### DESCRIPTION OF THE TASK
For each line of the data that includes the word "Scanner", copy the line.

### EXTRACTED ENTRIES
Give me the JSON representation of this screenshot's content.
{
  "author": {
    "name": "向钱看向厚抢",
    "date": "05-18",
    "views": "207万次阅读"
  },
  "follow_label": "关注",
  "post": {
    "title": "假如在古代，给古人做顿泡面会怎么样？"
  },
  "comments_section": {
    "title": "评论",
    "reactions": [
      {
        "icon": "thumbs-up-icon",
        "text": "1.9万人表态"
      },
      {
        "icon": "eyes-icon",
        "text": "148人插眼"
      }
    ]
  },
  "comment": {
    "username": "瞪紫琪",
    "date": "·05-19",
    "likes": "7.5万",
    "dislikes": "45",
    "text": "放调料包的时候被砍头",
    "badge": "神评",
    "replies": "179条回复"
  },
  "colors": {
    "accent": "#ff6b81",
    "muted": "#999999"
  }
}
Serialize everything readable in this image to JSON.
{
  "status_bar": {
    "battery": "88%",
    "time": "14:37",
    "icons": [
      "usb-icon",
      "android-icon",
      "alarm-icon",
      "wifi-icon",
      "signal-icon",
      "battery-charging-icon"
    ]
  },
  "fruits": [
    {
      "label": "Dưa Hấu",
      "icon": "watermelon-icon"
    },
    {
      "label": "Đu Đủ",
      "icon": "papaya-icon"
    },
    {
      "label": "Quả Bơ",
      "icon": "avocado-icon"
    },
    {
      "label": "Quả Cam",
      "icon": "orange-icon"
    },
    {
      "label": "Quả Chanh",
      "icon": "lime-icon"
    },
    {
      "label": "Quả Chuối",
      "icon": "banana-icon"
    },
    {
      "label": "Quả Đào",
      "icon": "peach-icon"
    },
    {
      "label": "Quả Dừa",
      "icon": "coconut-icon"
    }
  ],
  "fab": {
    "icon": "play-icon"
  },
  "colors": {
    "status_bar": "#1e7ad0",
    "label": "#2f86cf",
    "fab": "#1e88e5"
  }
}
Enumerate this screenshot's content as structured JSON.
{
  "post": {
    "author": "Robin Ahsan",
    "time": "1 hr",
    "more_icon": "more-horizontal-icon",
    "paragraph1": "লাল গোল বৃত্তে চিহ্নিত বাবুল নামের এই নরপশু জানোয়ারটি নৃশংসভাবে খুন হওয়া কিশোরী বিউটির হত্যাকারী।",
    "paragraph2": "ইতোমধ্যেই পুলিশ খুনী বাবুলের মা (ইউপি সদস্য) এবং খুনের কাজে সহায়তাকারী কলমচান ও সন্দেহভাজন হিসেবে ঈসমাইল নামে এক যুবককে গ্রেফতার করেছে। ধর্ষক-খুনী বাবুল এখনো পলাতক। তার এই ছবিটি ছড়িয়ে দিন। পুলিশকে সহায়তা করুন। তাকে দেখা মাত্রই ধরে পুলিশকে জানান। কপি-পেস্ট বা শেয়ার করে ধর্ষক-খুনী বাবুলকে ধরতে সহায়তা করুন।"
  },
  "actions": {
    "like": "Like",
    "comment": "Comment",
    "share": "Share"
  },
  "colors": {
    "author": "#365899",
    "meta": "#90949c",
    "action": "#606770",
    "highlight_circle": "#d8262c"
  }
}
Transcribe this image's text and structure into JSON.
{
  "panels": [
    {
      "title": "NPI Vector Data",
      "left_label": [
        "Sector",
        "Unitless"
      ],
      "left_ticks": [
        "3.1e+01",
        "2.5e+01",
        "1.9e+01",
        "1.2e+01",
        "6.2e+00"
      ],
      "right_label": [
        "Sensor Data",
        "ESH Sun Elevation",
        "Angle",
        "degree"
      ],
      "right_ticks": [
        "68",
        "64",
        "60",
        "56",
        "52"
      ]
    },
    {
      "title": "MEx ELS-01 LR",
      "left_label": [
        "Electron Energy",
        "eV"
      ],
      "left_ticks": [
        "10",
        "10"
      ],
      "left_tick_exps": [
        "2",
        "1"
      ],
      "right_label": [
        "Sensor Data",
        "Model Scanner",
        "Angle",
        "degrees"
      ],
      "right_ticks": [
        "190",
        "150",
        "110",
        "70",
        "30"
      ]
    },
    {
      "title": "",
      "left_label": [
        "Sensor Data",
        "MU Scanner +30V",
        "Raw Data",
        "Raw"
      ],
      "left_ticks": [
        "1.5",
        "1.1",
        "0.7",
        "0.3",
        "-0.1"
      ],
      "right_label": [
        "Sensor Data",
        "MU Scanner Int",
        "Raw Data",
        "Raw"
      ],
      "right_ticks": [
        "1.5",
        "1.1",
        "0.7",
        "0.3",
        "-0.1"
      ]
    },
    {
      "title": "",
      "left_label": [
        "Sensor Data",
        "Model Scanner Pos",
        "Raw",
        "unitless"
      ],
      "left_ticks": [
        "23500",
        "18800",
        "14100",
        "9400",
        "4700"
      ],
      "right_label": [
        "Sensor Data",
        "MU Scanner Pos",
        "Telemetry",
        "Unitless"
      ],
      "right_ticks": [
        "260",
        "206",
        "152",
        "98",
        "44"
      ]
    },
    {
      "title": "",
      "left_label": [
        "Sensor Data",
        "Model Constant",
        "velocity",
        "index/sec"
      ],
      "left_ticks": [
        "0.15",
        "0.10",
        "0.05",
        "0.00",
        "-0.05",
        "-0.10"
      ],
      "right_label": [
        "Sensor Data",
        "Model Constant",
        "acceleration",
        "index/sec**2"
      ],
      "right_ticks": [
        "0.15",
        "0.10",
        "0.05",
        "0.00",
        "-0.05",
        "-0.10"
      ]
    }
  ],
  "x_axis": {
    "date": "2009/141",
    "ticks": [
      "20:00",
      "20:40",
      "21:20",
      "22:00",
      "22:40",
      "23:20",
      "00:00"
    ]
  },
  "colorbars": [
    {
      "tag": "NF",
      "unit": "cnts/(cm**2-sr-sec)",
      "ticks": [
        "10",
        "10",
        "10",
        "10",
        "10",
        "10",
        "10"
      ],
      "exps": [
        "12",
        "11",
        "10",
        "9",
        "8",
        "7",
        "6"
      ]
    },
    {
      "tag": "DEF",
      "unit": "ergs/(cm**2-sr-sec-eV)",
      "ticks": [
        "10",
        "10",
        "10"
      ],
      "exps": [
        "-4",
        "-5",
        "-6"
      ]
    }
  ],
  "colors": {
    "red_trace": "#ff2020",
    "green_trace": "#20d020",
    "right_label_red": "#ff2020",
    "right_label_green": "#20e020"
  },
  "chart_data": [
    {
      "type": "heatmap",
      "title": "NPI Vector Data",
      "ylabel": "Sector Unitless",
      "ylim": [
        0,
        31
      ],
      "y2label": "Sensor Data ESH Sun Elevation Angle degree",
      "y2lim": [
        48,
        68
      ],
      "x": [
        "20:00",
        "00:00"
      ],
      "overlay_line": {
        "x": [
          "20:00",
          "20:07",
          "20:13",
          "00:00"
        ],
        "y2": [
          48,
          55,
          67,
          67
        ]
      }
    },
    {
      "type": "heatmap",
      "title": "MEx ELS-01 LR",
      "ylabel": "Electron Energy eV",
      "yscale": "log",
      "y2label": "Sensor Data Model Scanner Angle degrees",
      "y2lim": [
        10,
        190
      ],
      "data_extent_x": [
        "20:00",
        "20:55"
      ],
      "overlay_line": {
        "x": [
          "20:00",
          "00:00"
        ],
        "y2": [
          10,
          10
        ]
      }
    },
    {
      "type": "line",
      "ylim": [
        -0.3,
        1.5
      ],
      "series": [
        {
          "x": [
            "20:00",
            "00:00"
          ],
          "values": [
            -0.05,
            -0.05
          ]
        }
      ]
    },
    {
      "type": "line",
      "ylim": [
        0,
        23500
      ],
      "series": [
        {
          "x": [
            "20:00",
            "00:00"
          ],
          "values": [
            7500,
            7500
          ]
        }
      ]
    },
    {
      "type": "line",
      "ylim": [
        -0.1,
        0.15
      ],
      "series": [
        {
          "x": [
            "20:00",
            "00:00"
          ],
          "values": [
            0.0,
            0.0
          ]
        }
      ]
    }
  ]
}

### FINISHED EXERCISE
        "Model Scanner",
        "MU Scanner +30V",
        "MU Scanner Int",
        "Model Scanner Pos",
        "MU Scanner Pos",
      "y2label": "Sensor Data Model Scanner Angle degrees",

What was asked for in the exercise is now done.